New Delhi, Feb 28: It was not something that happened within the four walls of a house. That is the beauty of social media -- you say something and the world is there to witness it. We all got to read and thereafter many among us reacted too, when an articulate minister in Prime Minister Narendra Modi's Cabinet, a retired star cricketer and Bollywood actor decided to troll a young woman on social media.
The woman in question is Gurmehar Kaur, the 20-year-old Delhi University student, who decided to protest against the alleged violence unleashed by members of the Akhil Bharatiya Vidyarthi Parishad on students affiliated to left-wing organisations on her Facebook page recently.
The moment Gurmehar decided to speak her mind on social media -- with a strong message against the violent incident that occurred on Ramjas College campus recently -- all hell broke loose. From trolling by former Indian star batsman Virender Shewag on Twitter to questions raised on her 'love for the nation' by Union Minister Kiren Rijiju --Gurmehar's name has become the most uttered word in all television channels. The unabated attack on her did not stop at that, the brave girl has also received rape threats on social media.

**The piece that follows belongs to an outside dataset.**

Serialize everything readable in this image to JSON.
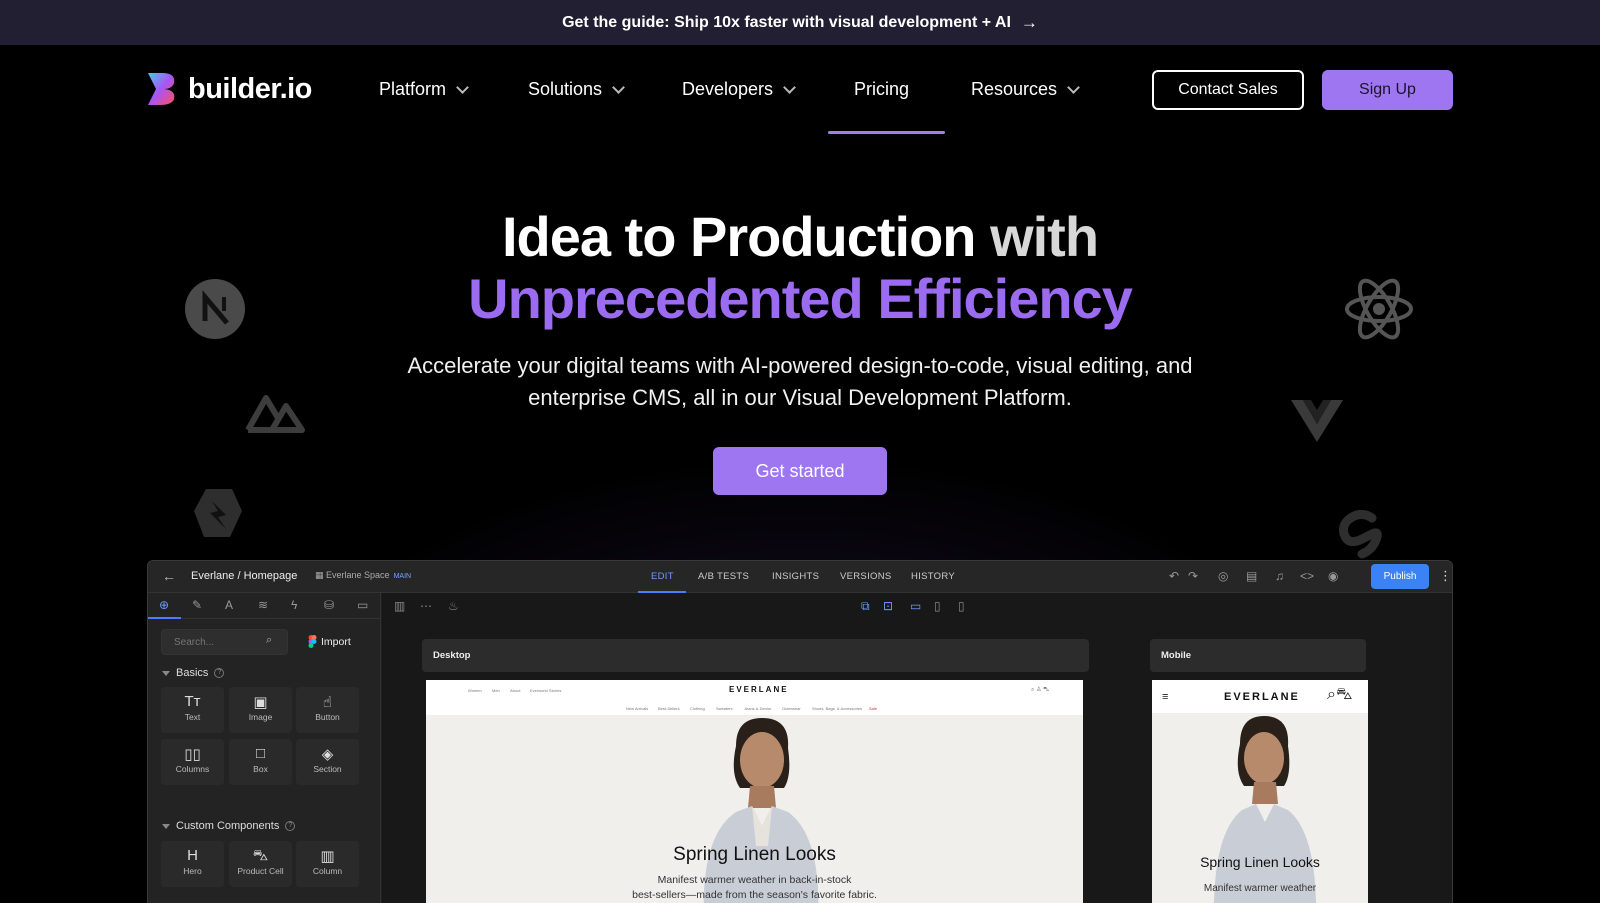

Gurmehar's episode has once again highlighted why Indian men don't like women speaking loud and clear. Either they ignore their views or get so outraged that they go ahead and warn them with rape threats. It is not just our regular men in question, even our ministers and stars don't like women speaking on sensitive issues. After all, men are ruling the nation (remember how Lalu Prasad Yadav, Mulayam Singh Yadav and their likes vehemently oppose 33 percent reservation of women in Parliament).

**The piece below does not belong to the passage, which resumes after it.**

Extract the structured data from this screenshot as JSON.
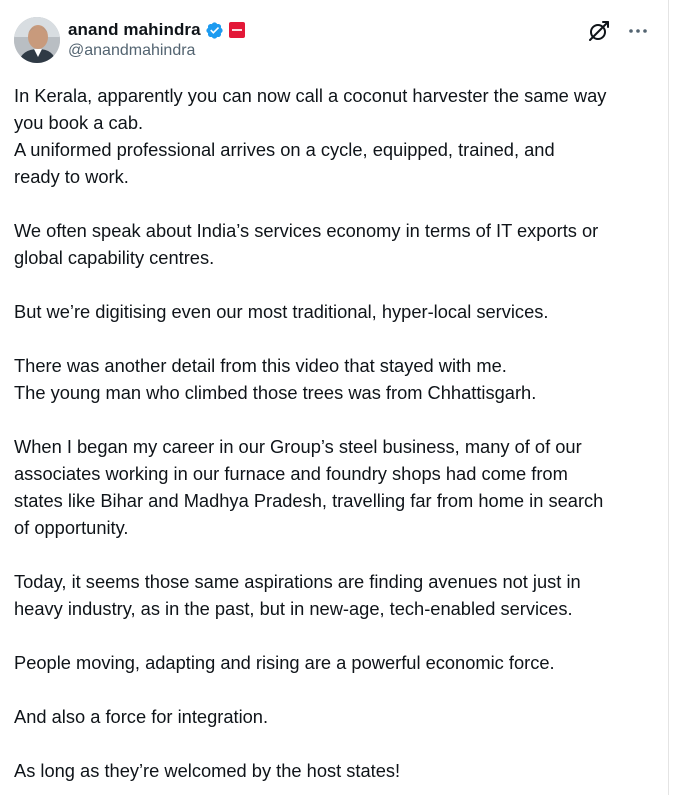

This kind of opposition is nothing, but deep-rooted patriarchy in our society. Perhaps that is why not any well-known woman personality has come out in support of Gurmehar. Because supporting her means welcoming trouble of grave consequences.
After enduring constant bullying, Gurmehar too has decided to back off from her lonely fight. In fact, the 20-year-old student, whose father Captain Mandeep Singh died during the Kargil war, has decided not to be a part of a protest rally hosted against the ABVP by left-wing groups from Delhi University and Jawaharlal Nehru University on Tuesday.

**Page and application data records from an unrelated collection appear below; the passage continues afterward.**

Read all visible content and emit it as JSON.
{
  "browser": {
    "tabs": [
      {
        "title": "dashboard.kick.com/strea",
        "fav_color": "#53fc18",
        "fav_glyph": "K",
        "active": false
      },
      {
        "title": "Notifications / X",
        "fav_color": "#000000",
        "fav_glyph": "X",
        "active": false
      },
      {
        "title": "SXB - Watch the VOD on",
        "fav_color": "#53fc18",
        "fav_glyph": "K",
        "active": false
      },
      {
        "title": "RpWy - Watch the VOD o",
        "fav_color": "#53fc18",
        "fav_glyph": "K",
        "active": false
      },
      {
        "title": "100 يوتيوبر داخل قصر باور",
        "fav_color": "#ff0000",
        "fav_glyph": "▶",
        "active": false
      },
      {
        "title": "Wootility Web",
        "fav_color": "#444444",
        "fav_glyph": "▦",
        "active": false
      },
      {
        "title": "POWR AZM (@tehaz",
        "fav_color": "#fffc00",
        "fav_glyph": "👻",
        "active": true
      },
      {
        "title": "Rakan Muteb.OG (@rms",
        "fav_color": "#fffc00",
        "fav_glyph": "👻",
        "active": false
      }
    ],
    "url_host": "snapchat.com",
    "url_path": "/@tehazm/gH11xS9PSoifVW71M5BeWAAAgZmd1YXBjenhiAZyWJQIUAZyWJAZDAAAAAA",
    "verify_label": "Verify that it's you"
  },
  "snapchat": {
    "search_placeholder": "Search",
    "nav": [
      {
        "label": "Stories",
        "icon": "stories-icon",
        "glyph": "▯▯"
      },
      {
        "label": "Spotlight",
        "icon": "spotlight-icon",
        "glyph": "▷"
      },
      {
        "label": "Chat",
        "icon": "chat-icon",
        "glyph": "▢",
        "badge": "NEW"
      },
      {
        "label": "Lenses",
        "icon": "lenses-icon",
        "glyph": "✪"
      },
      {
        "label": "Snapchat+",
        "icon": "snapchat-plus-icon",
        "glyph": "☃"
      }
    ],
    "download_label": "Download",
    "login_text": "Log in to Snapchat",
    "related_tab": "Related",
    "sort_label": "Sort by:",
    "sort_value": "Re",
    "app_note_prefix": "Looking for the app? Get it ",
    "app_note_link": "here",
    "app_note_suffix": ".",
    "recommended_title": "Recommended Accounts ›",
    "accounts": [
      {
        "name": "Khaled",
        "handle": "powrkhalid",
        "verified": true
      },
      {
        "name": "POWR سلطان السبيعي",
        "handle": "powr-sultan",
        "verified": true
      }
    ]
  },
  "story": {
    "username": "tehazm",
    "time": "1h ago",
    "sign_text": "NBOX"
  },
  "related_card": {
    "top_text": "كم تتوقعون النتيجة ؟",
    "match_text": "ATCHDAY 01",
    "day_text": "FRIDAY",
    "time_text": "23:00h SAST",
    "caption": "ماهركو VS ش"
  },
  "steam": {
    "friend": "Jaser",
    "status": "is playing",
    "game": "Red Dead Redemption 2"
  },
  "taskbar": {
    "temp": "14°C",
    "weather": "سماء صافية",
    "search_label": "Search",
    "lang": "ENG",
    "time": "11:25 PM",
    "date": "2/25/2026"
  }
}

That is how India silences its 'female' voices when the prime minister is regularly talking about one of his pet projects -- Beti Bachao, Beti Padhao.